- We came in second place for the Grand Prix by 0.14.
We are extremely grateful for the experience and truly benefited from it. Because of competition, we are a better choir–more committed, driven and unified. We have loved both Florilege Vocal de Tours competitions, but there is a little twang of sadness that comes with second place (for the second time!). Even so, we came together and celebrated the huge accomplishment that is second place in an international competition, and the general success and fun of a whole year! Each choir sang for the last time in the public square (surprisingly, a huge crowd was gathered) and a reception was held in the stunning Hotel de Ville for all the participants. We then traveled back to the Fast Hotel for the last time (mixed emotions, I’m sure you can tell).
As our bus ride to Paris (in order to fly home) began at 3:30 a.m. the next morning, we decided to conclude the official trip activities with “toilet paper awards” at midnight. I can’t share, but I will say much laughter filled the Fast Hotel parking lot. Groggy-eyed and exhausted, we woke up (or stayed up…guilty) ready to be back home.
Man, what a group of people. Traditions and songs draw us together, but the friendships that have been built are what keeps us together. My heart bursts with love for these people, and I can assure you that many tears (and laughs….I was quite delirious after 42 hours of no sleep) were shed when we exited the bus in Birmingham.
A Cappella, you’ve been good to me. But even more so, Jesus, you’ve been so good to me. He causes not just my mouth, but my heart to sing.

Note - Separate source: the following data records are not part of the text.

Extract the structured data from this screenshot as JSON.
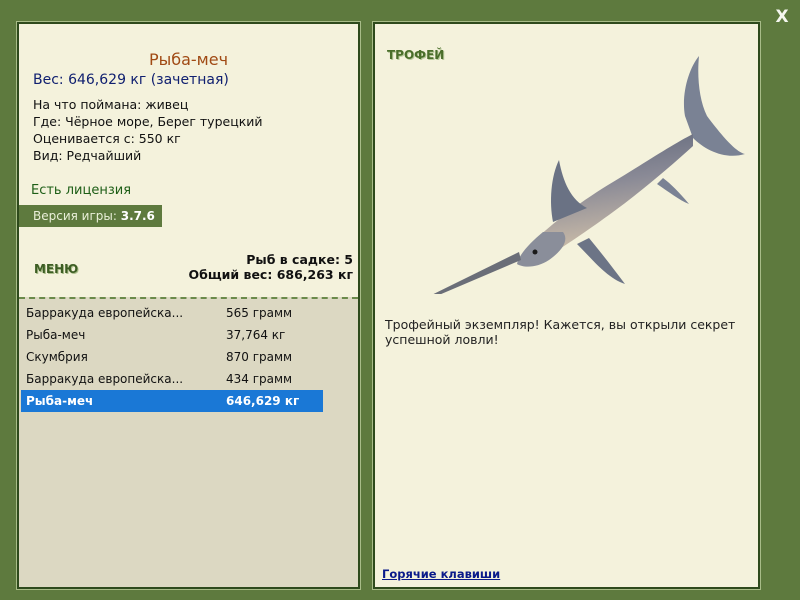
{
  "window": {
    "close_label": "X"
  },
  "fish_card": {
    "name": "Рыба-меч",
    "weight": "Вес: 646,629 кг (зачетная)",
    "bait": "На что поймана: живец",
    "location": "Где: Чёрное море, Берег турецкий",
    "value": "Оценивается с: 550 кг",
    "rarity": "Вид: Редчайший",
    "license": "Есть лицензия",
    "version_label": "Версия игры: ",
    "version_value": "3.7.6"
  },
  "menu": {
    "label": "МЕНЮ"
  },
  "keep": {
    "count": "Рыб в садке: 5",
    "total_weight": "Общий вес: 686,263 кг"
  },
  "catch_list": [
    {
      "name": "Барракуда европейска...",
      "weight": "565 грамм",
      "selected": false
    },
    {
      "name": "Рыба-меч",
      "weight": "37,764 кг",
      "selected": false
    },
    {
      "name": "Скумбрия",
      "weight": "870 грамм",
      "selected": false
    },
    {
      "name": "Барракуда европейска...",
      "weight": "434 грамм",
      "selected": false
    },
    {
      "name": "Рыба-меч",
      "weight": "646,629 кг",
      "selected": true
    }
  ],
  "trophy": {
    "label": "ТРОФЕЙ",
    "description": "Трофейный экземпляр! Кажется, вы открыли секрет успешной ловли!",
    "image_icon": "swordfish-icon"
  },
  "footer": {
    "hotkeys": "Горячие клавиши"
  },
  "colors": {
    "background": "#5e7a3e",
    "panel": "#f4f2dc",
    "selected_row": "#1a78d6",
    "title": "#a04a14"
  }
}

I have so graciously been given a voice to praise my Saviour’s name. What an honour to sing praise in different languages–from Alleluja to Jesum to Dieu to Deo, God is all throughout choral music. I’m so excited for August, which begins my last year at Samford and my last year in A Cappella. Bring on the fresh faces, and bring on a new adventure! Thank you for joining me in this traveling journey! Gotta end it with the hashtag.. #ACinEU #noregretz